_EXERCISE BRIEF_
Your answer should consist of every line from the records that holds the string "JSON".

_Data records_
........
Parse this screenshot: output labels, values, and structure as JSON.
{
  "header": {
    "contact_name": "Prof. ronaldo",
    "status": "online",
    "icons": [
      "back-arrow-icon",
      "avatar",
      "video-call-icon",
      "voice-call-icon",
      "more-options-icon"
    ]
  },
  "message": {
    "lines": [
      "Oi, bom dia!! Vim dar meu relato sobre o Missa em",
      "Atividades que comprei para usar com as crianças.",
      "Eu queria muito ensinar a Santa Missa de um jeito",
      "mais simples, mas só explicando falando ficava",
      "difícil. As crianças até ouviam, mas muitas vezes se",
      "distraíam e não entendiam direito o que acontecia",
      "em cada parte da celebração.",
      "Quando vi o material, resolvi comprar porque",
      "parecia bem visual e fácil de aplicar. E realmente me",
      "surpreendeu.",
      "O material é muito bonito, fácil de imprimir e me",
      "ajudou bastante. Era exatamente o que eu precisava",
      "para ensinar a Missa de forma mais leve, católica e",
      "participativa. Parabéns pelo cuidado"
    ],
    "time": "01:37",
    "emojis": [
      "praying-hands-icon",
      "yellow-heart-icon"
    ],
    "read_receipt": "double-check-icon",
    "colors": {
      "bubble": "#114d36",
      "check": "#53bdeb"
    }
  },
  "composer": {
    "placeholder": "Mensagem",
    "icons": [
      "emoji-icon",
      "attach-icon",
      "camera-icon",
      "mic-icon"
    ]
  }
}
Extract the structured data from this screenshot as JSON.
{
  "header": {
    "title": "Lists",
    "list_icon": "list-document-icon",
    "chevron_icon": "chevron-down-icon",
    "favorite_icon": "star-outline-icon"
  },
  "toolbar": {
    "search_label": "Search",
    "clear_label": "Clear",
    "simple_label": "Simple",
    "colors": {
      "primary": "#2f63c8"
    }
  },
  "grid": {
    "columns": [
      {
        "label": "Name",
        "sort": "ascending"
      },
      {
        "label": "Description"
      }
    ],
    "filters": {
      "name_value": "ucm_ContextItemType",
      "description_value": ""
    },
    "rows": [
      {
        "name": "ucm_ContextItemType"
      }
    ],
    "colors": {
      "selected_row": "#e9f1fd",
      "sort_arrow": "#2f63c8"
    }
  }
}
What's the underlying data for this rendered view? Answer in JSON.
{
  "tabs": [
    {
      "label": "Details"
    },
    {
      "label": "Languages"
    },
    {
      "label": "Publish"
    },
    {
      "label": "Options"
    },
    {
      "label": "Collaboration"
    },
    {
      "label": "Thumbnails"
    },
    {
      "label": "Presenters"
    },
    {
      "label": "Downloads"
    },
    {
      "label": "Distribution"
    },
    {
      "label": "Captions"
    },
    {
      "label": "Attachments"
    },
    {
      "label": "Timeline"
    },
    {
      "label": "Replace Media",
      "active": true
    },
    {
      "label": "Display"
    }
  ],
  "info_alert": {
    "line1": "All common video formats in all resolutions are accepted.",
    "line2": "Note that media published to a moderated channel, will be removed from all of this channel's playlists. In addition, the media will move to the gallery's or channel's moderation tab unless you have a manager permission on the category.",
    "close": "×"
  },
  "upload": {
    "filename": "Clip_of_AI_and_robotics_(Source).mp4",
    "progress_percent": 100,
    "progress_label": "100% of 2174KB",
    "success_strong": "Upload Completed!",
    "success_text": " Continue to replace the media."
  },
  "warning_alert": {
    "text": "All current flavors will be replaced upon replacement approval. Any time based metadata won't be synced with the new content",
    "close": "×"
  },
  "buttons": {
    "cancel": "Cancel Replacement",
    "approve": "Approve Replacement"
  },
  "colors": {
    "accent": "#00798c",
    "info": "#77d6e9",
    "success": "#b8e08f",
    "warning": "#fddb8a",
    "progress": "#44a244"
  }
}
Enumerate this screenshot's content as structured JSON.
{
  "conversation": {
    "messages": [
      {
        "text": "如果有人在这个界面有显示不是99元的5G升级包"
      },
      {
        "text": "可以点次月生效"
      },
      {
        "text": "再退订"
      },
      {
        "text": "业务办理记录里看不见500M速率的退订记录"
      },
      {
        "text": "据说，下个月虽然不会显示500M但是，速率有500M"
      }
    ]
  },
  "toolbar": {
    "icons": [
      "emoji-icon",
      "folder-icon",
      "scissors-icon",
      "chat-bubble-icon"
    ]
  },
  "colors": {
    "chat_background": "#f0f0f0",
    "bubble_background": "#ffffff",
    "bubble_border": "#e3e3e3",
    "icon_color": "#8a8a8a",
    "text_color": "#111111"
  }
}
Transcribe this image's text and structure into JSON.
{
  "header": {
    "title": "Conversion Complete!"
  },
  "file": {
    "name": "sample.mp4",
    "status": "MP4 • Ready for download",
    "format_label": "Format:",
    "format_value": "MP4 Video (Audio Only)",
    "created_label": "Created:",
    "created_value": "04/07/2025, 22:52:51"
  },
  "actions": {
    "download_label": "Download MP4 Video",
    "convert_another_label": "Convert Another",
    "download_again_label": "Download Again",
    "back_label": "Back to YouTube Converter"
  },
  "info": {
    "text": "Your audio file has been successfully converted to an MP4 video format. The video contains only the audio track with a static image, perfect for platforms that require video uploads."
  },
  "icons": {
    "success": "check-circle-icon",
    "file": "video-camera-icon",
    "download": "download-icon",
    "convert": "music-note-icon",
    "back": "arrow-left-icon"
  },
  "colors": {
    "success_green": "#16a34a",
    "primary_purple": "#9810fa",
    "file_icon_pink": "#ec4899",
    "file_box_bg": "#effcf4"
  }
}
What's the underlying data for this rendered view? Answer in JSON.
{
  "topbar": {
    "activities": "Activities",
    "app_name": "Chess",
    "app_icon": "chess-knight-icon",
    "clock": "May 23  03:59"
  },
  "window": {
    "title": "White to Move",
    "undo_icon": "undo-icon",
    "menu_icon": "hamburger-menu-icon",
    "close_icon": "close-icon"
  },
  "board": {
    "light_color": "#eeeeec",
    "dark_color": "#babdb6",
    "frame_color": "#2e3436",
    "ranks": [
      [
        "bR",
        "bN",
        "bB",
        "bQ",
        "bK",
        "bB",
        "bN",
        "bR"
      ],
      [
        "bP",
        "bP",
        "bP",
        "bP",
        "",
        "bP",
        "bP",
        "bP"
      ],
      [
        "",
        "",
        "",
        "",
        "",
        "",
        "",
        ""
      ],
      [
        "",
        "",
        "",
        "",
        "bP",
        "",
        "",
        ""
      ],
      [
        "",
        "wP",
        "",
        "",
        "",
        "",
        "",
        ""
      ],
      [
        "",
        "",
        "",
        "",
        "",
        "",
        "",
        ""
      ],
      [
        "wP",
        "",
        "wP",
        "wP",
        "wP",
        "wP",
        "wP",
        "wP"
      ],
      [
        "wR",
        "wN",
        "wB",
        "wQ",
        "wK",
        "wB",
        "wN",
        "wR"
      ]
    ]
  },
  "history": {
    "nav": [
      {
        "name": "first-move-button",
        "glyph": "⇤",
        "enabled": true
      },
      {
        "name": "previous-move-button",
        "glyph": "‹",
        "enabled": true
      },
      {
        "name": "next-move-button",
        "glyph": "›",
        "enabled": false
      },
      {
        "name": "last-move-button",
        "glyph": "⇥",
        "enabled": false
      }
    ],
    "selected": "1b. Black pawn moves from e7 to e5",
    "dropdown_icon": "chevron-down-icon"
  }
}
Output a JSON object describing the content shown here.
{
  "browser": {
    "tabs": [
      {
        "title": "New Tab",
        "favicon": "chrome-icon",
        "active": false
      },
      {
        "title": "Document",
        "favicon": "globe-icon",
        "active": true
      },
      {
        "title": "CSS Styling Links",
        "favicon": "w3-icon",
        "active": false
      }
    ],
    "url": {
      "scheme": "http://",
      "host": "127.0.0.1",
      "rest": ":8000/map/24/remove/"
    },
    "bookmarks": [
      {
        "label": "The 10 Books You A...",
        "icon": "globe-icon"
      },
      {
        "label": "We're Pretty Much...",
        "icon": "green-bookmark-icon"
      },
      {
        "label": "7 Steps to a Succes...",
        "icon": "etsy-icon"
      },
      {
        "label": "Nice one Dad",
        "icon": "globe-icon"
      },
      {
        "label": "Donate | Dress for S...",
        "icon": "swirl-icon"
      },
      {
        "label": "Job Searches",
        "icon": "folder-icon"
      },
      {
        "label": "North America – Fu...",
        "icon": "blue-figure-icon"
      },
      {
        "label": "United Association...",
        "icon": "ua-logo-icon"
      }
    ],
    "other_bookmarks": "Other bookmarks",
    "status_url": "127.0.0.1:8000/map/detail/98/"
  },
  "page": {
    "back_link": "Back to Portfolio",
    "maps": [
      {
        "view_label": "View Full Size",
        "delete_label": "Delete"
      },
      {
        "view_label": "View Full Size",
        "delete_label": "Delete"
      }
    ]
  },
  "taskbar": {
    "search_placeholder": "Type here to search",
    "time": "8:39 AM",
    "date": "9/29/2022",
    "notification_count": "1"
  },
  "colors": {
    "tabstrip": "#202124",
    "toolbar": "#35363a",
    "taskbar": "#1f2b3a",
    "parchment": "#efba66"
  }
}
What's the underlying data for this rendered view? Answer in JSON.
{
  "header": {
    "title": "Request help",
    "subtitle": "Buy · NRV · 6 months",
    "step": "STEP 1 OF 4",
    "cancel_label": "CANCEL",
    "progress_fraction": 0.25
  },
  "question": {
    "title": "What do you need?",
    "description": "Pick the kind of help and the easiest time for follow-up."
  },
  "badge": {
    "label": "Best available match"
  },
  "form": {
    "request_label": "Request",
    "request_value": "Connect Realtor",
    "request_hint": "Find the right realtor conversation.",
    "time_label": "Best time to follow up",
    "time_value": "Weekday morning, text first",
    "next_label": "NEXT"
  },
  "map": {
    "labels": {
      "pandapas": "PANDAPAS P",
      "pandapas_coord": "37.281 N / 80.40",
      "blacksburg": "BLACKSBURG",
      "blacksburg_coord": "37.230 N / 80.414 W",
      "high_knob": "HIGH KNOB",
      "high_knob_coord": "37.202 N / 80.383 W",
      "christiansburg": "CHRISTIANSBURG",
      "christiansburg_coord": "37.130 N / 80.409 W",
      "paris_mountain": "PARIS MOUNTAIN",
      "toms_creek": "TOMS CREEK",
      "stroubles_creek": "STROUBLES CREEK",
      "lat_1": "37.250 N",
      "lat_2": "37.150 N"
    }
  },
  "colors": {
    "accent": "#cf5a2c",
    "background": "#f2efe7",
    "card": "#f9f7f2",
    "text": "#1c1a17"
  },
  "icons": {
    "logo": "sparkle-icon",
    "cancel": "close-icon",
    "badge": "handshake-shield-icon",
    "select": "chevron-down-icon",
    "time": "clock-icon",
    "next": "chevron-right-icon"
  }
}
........
_EXERCISE RESULT_
Parse this screenshot: output labels, values, and structure as JSON.
Extract the structured data from this screenshot as JSON.
What's the underlying data for this rendered view? Answer in JSON.
Enumerate this screenshot's content as structured JSON.
Transcribe this image's text and structure into JSON.
What's the underlying data for this rendered view? Answer in JSON.
Output a JSON object describing the content shown here.
What's the underlying data for this rendered view? Answer in JSON.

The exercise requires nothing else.